### Exercise instructions
Write out each record in full and exactly as given. Skip any pictures.

### Extracted data
=== Section Start ===
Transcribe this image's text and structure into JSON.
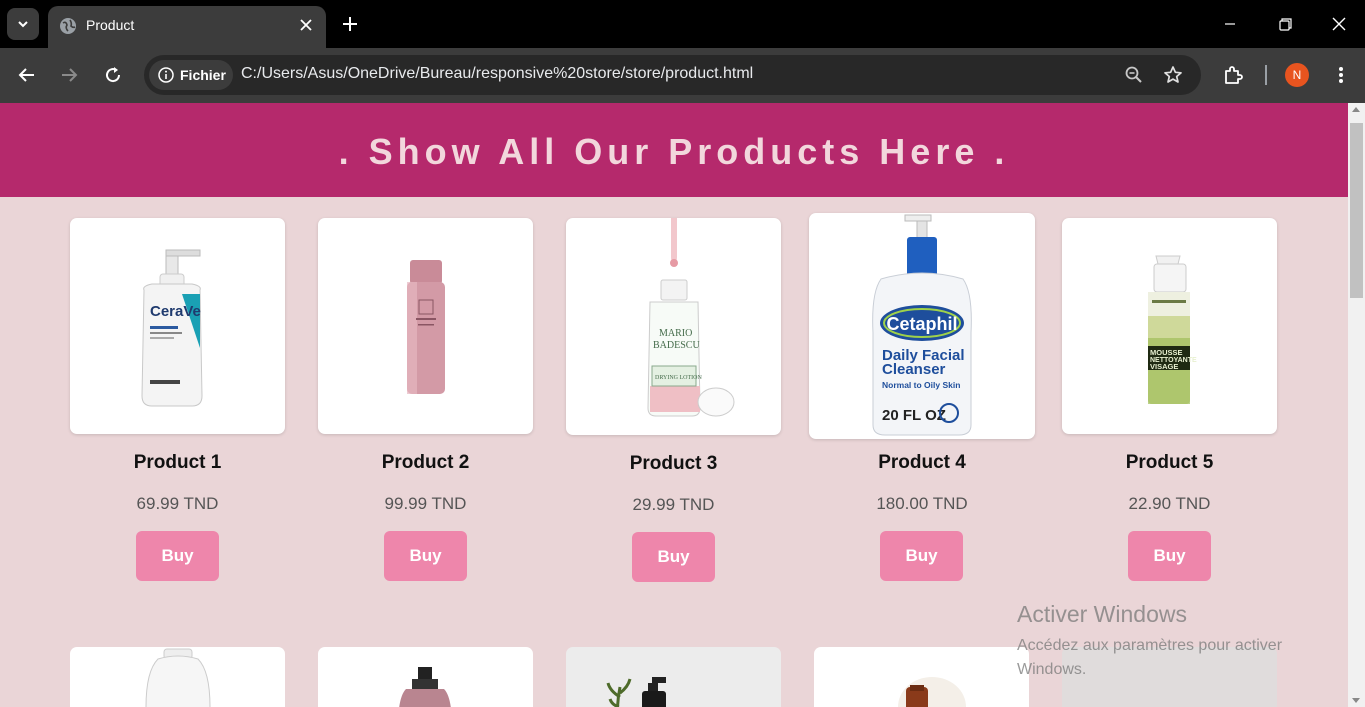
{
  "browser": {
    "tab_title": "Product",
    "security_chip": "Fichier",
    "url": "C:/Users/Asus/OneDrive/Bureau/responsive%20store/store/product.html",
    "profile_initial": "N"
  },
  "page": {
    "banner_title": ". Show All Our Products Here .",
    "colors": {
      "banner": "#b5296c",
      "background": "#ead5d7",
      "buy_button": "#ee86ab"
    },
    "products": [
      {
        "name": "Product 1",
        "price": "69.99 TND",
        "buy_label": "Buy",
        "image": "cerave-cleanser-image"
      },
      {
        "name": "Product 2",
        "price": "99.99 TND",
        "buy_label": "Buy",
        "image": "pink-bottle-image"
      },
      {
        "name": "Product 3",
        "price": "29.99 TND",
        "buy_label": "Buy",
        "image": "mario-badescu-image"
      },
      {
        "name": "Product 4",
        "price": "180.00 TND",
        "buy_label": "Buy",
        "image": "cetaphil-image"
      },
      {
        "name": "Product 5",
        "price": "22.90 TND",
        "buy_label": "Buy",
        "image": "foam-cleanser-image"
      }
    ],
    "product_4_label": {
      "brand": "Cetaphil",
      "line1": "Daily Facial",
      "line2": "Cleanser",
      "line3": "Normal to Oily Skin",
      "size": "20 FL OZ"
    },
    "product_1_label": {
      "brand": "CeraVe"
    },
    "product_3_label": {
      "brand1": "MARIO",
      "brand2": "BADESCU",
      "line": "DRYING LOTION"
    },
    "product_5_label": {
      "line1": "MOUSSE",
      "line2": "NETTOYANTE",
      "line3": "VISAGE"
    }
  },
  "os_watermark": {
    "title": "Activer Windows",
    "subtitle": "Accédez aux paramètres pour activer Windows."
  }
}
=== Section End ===
### Solution for this exercise
Transcribe this image's text and structure into JSON.
{
  "browser": {
    "tab_title": "Product",
    "security_chip": "Fichier",
    "url": "C:/Users/Asus/OneDrive/Bureau/responsive%20store/store/product.html",
    "profile_initial": "N"
  },
  "page": {
    "banner_title": ". Show All Our Products Here .",
    "colors": {
      "banner": "#b5296c",
      "background": "#ead5d7",
      "buy_button": "#ee86ab"
    },
    "products": [
      {
        "name": "Product 1",
        "price": "69.99 TND",
        "buy_label": "Buy",
        "image": "cerave-cleanser-image"
      },
      {
        "name": "Product 2",
        "price": "99.99 TND",
        "buy_label": "Buy",
        "image": "pink-bottle-image"
      },
      {
        "name": "Product 3",
        "price": "29.99 TND",
        "buy_label": "Buy",
        "image": "mario-badescu-image"
      },
      {
        "name": "Product 4",
        "price": "180.00 TND",
        "buy_label": "Buy",
        "image": "cetaphil-image"
      },
      {
        "name": "Product 5",
        "price": "22.90 TND",
        "buy_label": "Buy",
        "image": "foam-cleanser-image"
      }
    ],
    "product_4_label": {
      "brand": "Cetaphil",
      "line1": "Daily Facial",
      "line2": "Cleanser",
      "line3": "Normal to Oily Skin",
      "size": "20 FL OZ"
    },
    "product_1_label": {
      "brand": "CeraVe"
    },
    "product_3_label": {
      "brand1": "MARIO",
      "brand2": "BADESCU",
      "line": "DRYING LOTION"
    },
    "product_5_label": {
      "line1": "MOUSSE",
      "line2": "NETTOYANTE",
      "line3": "VISAGE"
    }
  },
  "os_watermark": {
    "title": "Activer Windows",
    "subtitle": "Accédez aux paramètres pour activer Windows."
  }
}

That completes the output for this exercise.